The Pomona Valley Habitat for Humanity is accepting applications from military veterans for four affordable homes to be built by Habitat volunteers and construction specialists in Walnut, La Verne and Chino Hills.
Veteran families currently living in Chino, Chino Hills, Claremont, Covina, Diamond Bar, Glendora, La Puente, La Verne, Montclair, Ontario, Pomona, Rancho Cucamonga, San Dimas, Upland, Walnut and West Covina may apply. Application forms may be obtained by calling 909-596-7098.
Applicants living in Walnut and La Verne will be given first consideration for the individual houses built in those cities. If no eligible veteran family is found in these two cities, then the La Verne and Walnut houses will be available to other veterans living in the regional Habitat’s 16-city service area, said executive director Jody Gmeiner.
To participate in this program, applicants must first be a veteran of the Air Force, Army, Coast Guard, Marines or Navy.
“There must be need, ability to pay a mortgage and a desire to partner” with organizations and individuals in the community, Gmeiner said.
The family must be able to make a $2,500 payment towards closing costs, willing to work 250 or 500 sweat-equity hours on the house it will occupy as well as another house and attend mandatory home ownership workshops, she added.
Volunteers from the general community, churches, service clubs, businesses and local governments build the houses.
The Habitat program allows families to buy houses and fulfill their dreams of home ownership that could not be realized through traditional transactions, Gmeiner noted.
The four veteran houses will be built as part of the Pomona Valley Habitat’s “Salute To Service” campaign.
Groundbreaking for the first house in Walnut will be held in June. It will be a “green” house built as part of a collaborative effort by the Pomona Valley Habitat, Southern California Edison, Peninsula Publishing and the city of Walnut.
Volunteer architects are designing three other homes – one in La Verne and two in Chino Hills.
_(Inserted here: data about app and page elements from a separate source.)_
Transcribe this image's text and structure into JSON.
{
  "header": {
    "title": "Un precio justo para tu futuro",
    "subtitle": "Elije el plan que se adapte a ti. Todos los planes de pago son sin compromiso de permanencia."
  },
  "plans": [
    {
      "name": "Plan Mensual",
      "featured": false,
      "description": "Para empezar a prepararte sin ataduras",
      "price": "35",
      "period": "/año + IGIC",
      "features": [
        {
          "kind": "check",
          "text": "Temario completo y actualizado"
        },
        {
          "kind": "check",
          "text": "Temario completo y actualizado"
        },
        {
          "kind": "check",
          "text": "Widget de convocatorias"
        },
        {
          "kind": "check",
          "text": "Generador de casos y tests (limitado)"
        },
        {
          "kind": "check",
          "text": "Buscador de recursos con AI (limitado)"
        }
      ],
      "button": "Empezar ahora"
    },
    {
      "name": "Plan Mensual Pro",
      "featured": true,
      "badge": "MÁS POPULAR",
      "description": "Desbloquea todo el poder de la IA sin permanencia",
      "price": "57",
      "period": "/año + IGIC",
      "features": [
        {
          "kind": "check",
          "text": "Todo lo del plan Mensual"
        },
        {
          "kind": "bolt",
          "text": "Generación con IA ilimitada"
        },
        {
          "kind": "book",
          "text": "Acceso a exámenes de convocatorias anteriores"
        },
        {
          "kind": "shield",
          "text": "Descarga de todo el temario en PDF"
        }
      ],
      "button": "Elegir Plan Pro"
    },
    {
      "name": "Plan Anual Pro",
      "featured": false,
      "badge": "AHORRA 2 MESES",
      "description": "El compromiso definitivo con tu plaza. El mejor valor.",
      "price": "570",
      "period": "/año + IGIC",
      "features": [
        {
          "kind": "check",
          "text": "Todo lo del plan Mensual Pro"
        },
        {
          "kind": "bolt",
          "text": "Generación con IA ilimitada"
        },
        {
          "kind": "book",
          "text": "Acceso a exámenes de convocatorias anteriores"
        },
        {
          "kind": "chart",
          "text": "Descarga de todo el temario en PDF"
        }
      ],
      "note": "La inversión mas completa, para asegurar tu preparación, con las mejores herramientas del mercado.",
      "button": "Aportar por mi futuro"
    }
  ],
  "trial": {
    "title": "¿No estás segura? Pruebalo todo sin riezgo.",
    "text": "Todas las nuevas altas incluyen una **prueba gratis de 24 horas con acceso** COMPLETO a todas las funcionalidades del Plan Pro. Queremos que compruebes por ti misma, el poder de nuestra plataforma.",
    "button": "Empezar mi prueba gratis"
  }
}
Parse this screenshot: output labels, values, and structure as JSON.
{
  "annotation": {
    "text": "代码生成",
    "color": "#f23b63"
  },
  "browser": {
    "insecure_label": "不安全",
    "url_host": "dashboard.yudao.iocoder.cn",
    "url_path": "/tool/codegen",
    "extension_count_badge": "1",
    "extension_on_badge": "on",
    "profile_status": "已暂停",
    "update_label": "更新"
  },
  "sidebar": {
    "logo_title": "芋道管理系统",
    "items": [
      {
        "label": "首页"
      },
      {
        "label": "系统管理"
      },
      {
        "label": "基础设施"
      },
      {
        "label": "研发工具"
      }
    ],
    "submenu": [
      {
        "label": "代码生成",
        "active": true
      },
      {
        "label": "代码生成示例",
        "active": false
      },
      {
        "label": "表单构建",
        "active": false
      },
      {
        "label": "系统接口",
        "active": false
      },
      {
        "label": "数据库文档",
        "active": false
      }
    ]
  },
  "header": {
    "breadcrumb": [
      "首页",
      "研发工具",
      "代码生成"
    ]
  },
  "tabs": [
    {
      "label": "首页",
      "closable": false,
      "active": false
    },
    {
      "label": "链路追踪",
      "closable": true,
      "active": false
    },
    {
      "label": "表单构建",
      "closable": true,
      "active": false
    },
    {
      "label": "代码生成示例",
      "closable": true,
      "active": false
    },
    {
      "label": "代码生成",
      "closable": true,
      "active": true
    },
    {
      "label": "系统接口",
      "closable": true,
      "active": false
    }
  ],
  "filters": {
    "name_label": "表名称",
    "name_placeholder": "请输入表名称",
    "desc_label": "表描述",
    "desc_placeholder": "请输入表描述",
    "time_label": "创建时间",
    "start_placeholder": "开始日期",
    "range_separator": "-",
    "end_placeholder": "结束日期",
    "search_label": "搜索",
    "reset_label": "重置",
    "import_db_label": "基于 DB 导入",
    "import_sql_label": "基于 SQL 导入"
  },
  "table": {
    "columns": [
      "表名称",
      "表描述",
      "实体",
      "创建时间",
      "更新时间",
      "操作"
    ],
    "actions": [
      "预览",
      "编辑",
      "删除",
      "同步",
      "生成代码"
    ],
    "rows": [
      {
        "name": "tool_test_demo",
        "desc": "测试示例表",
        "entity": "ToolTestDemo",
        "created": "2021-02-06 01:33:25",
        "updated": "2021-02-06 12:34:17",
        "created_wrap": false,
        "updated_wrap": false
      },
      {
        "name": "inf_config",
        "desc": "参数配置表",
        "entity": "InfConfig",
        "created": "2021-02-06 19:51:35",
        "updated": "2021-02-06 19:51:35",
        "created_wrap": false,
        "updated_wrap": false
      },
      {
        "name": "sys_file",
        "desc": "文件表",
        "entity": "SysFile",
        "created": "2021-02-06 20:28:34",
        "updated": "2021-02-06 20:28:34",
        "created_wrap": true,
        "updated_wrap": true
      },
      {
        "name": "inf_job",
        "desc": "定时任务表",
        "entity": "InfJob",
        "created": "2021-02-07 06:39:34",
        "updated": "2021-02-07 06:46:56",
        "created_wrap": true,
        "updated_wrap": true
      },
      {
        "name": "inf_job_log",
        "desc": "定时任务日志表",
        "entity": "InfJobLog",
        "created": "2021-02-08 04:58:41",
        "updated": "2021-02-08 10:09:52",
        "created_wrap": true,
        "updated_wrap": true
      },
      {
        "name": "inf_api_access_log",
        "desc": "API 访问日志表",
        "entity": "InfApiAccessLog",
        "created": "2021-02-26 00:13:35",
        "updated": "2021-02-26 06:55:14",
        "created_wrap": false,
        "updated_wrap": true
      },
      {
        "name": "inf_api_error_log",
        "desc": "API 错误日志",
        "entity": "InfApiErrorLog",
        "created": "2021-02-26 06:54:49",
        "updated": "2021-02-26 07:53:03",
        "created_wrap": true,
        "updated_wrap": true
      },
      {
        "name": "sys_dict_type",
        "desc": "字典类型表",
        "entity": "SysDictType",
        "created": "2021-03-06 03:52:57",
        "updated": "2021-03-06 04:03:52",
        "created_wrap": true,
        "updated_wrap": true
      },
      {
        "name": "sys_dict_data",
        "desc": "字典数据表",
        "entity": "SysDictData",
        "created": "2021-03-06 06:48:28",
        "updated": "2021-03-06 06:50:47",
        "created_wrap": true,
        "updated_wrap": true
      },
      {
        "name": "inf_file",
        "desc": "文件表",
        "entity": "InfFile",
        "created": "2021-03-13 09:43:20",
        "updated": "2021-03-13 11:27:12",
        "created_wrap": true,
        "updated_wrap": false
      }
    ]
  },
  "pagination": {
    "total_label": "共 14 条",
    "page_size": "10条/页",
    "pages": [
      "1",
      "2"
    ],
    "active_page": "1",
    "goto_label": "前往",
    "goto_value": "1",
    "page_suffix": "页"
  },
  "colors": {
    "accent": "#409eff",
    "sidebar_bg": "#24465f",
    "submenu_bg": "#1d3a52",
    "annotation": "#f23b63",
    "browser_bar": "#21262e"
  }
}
Habitat for Humanity International is a global nonprofit, ecumenical ministry founded by Millard Fuller in 1976 to eliminate poverty housing and build affordable homes for low- and moderate-income families. The Pomona Valley affiliate is one of 1,500 worldwide. The international organization has served four million families in 3,000 communities to date and operates in 70 countries.
The Pomona Valley affiliate, founded by Ted Woodson, has built affordable houses throughout the Inland and San Gabriel valleys. Several began construction during the L.A. County Fair and the houses were relocated to city sites later for finishing work and landscaping.
Info obtained from the Dailybulletin.com